• TASK INSTRUCTIONS:
With the pictures left out, repeat every entry that follows exactly.
== DATA FOR PROCESSING ==
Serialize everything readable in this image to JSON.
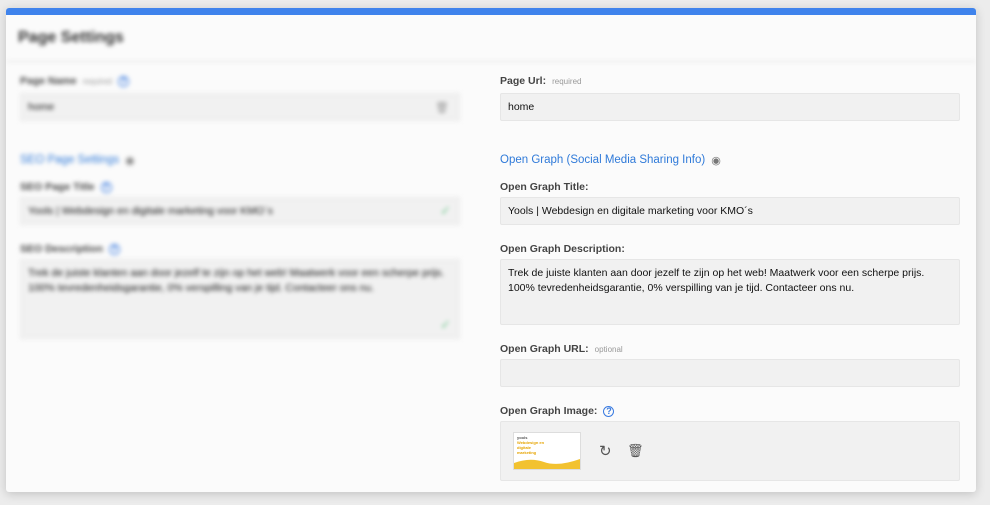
{
  "header": {
    "title": "Page Settings"
  },
  "page_name": {
    "label": "Page Name",
    "hint": "required",
    "value": "home"
  },
  "page_url": {
    "label": "Page Url:",
    "hint": "required",
    "value": "home"
  },
  "seo": {
    "section_label": "SEO Page Settings",
    "title_label": "SEO Page Title",
    "title_value": "Yools | Webdesign en digitale marketing voor KMO´s",
    "description_label": "SEO Description",
    "description_value": "Trek de juiste klanten aan door jezelf te zijn op het web! Maatwerk voor een scherpe prijs. 100% tevredenheidsgarantie, 0% verspilling van je tijd. Contacteer ons nu."
  },
  "open_graph": {
    "section_label": "Open Graph (Social Media Sharing Info)",
    "title_label": "Open Graph Title:",
    "title_value": "Yools | Webdesign en digitale marketing voor KMO´s",
    "description_label": "Open Graph Description:",
    "description_value": "Trek de juiste klanten aan door jezelf te zijn op het web! Maatwerk voor een scherpe prijs. 100% tevredenheidsgarantie, 0% verspilling van je tijd. Contacteer ons nu.",
    "url_label": "Open Graph URL:",
    "url_hint": "optional",
    "url_value": "",
    "image_label": "Open Graph Image:"
  },
  "colors": {
    "accent": "#3f83ec",
    "link": "#2f7ad9",
    "success": "#6cc58a"
  },
  "icons": {
    "help": "question-circle-icon",
    "eye": "eye-icon",
    "check": "check-icon",
    "trash": "trash-icon",
    "refresh": "refresh-icon"
  }
}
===
• EXERCISE RESULT:
Serialize everything readable in this image to JSON.
{
  "header": {
    "title": "Page Settings"
  },
  "page_name": {
    "label": "Page Name",
    "hint": "required",
    "value": "home"
  },
  "page_url": {
    "label": "Page Url:",
    "hint": "required",
    "value": "home"
  },
  "seo": {
    "section_label": "SEO Page Settings",
    "title_label": "SEO Page Title",
    "title_value": "Yools | Webdesign en digitale marketing voor KMO´s",
    "description_label": "SEO Description",
    "description_value": "Trek de juiste klanten aan door jezelf te zijn op het web! Maatwerk voor een scherpe prijs. 100% tevredenheidsgarantie, 0% verspilling van je tijd. Contacteer ons nu."
  },
  "open_graph": {
    "section_label": "Open Graph (Social Media Sharing Info)",
    "title_label": "Open Graph Title:",
    "title_value": "Yools | Webdesign en digitale marketing voor KMO´s",
    "description_label": "Open Graph Description:",
    "description_value": "Trek de juiste klanten aan door jezelf te zijn op het web! Maatwerk voor een scherpe prijs. 100% tevredenheidsgarantie, 0% verspilling van je tijd. Contacteer ons nu.",
    "url_label": "Open Graph URL:",
    "url_hint": "optional",
    "url_value": "",
    "image_label": "Open Graph Image:"
  },
  "colors": {
    "accent": "#3f83ec",
    "link": "#2f7ad9",
    "success": "#6cc58a"
  },
  "icons": {
    "help": "question-circle-icon",
    "eye": "eye-icon",
    "check": "check-icon",
    "trash": "trash-icon",
    "refresh": "refresh-icon"
  }
}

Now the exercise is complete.